The value of zone management goes beyond cutting input costs; it also allows farmers to effectively focus inputs and attention.
If you don’t have background information on a field, then grid-based management does the job, says Brad Beutke, who helps with the Farm Journal Test Plots and farms near Clinton, Ill. “But if you have yield history, calibrated yields maps, soil surveys, elevation maps or aerial imagery, for example, then it’s worth the effort to take advantage of the data.”
Instead of trying to randomize out variability with a super-imposed grid, zone management uses historical data and experience to pave a path. Regardless of where you are on the technology adoption curve, zone management is beneficial.
Build your foundation for zone management based on soil characteristics. Take into account soil variables such as texture, slope, depth, organic matter, fertility, cation exchange capacity (CEC), pH, drainage and density layers. In most cases, a free soil survey map found online provides a starting point to identify the variability of these factors.
Field management zones should be based on soil information and further refined using data from calibrated yield maps, normalized difference vegetation index (NDVI) maps, aerial imagery and remote sensing.
Use the data to manually draw zones on maps before moving to software. The manual process allows you to ground truth your zones.
“Be careful identifying man-made yield zones,” Beutke notes. “A computer doesn’t know the difference between a spot where yield dropped because an operator made a mistake with the planter versus a natural yield change. Farmers and agronomists with boots on the ground do know, though.”
Start by looking for zones that repeat themselves year after year. It generally takes three to five years of data collection to accurately establish zones. The result should be zones that range from three acres to seven acres. Zones can be merged back together in the future if variability doesn’t continue to present itself.
Once you create management zones, pull soil samples from each zone. The samples should show little variability within the zone, and the CEC, organic matter and fertility should be consistent across zones.
Well-defined and -verified management zones lay the groundwork for variable-rate technology (VRT). “Management zones are a farmer’s guide to variable-rate farming,” Beutke says. “You can manage all your prescriptions—dry fertilizer, nitrogen, plant population and hybrids—based off zone management systems.”
“Farmers want variable-rate population and nitrogen, but until management zones are established, there’s no good way for those to work,” adds Missy Bauer, Farm Journal Associate Field Agronomist.
When it comes to VRT, plant spacing must be perfect and higher ear counts demand uniformity. “If your plant spacing is a train wreck, don’t move forward with variable rate because you’ll change your populations, but it won’t impact your ear counts,” Bauer says.

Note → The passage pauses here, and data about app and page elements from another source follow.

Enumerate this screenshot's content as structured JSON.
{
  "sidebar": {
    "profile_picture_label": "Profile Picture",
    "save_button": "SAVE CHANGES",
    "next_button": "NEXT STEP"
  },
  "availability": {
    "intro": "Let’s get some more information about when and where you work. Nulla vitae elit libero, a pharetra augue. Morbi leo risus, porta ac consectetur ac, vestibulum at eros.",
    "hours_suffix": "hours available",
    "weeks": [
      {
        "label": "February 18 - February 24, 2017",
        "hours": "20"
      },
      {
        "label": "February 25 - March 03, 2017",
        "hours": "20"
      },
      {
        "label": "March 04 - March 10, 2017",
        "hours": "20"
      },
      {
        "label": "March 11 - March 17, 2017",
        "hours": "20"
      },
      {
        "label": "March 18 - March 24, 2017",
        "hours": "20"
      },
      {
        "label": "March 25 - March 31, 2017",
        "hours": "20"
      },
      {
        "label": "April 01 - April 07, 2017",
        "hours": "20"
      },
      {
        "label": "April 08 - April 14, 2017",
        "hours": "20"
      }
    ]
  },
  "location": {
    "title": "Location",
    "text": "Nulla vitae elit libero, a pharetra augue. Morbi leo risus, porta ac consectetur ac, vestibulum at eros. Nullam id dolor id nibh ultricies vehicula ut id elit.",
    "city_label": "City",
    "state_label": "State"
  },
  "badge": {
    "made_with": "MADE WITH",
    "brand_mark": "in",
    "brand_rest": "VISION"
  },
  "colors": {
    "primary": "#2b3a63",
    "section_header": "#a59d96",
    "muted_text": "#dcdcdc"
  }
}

Using zone management is a journey—not a destination. The more effort you invest in verifying management zones, the greater the payback to your bottom line.